2. Additionally, although Judge Reade textually denied the defendant's motion to dismiss, she effectively granted that motion by permitting only one count to proceed to trial. See CR06-2012, Doc. No. 59 (Verdict Form).
3. The one case cited by Judge Williams that clearly supports the procedure he recommends is United States v. Shorter, 328 F.3d 167, 173 (4th Cir. 2003). However, that case is from the Fourth Circuit and is not precedential. Additionally, one Fourth Circuit judge vigorously dissented from the portion of the opinion allowing the multiplicitous convictions to stand even if they "merged" for sentencing. See Shorter, 328 F.3d at 175 (Michael, J. dissenting), stating: Shorter was convicted twice for a crime he only committed once. There is no public good to be served by allowing the extra conviction to stand. Retaining the conviction is unfair to Shorter, and it makes our system look bad. Because all of the requirements for plain error relief are satisfied, I would vacate one of Shorter's § 922(g) convictions.
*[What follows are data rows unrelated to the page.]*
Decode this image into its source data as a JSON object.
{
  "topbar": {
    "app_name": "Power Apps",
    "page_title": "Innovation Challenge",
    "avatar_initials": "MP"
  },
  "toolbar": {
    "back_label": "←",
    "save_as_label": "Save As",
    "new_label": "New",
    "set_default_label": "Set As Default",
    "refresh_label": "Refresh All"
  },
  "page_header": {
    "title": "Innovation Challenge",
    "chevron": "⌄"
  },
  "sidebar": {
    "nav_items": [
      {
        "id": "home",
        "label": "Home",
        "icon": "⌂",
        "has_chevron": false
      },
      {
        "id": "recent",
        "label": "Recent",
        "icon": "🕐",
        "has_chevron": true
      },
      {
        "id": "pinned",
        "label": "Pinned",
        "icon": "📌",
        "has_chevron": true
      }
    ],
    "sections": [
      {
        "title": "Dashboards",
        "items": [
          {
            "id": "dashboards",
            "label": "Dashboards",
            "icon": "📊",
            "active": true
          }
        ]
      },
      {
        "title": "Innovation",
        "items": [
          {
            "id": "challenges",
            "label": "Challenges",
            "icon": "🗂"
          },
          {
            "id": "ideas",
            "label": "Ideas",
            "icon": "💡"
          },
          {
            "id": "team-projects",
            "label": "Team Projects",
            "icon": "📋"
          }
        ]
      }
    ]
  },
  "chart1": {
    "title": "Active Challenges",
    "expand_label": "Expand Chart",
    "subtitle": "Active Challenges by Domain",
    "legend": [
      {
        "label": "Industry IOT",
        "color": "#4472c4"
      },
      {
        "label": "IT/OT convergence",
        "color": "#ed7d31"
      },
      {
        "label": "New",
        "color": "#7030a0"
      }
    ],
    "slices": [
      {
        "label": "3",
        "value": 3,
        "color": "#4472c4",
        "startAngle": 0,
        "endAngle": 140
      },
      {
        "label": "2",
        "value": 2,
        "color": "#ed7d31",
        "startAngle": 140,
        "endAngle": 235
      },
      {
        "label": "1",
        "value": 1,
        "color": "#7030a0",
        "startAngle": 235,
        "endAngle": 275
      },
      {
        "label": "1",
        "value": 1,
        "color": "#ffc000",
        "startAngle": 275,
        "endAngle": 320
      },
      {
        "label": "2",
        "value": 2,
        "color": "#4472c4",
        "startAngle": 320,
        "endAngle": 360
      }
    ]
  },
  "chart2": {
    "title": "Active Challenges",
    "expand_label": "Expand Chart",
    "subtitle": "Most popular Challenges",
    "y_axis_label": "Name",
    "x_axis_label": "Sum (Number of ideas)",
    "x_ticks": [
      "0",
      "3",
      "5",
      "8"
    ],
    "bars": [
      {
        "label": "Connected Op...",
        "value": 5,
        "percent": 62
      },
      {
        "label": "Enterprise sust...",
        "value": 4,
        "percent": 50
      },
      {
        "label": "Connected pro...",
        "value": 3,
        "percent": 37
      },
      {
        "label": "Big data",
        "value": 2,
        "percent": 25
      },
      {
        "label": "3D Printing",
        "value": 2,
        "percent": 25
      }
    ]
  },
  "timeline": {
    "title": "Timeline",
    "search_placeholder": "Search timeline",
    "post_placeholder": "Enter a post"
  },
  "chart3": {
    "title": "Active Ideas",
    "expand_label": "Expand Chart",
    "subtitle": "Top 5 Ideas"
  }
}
1000 Characters Remaining

Leagle.com reserves the right to edit or remove comments but is under no obligation to do so, or to explain individual moderation decisions.

User Comments

Listed below are the cases that are cited in this Featured Case. Click the citation to see the full text of the cited case. Citations are also linked in the body of the Featured Case.

Cited Cases

  • No Cases Found

Listed below are those cases in which this Featured Case is cited. Click on the case name to see the full text of the citing case.

Citing Cases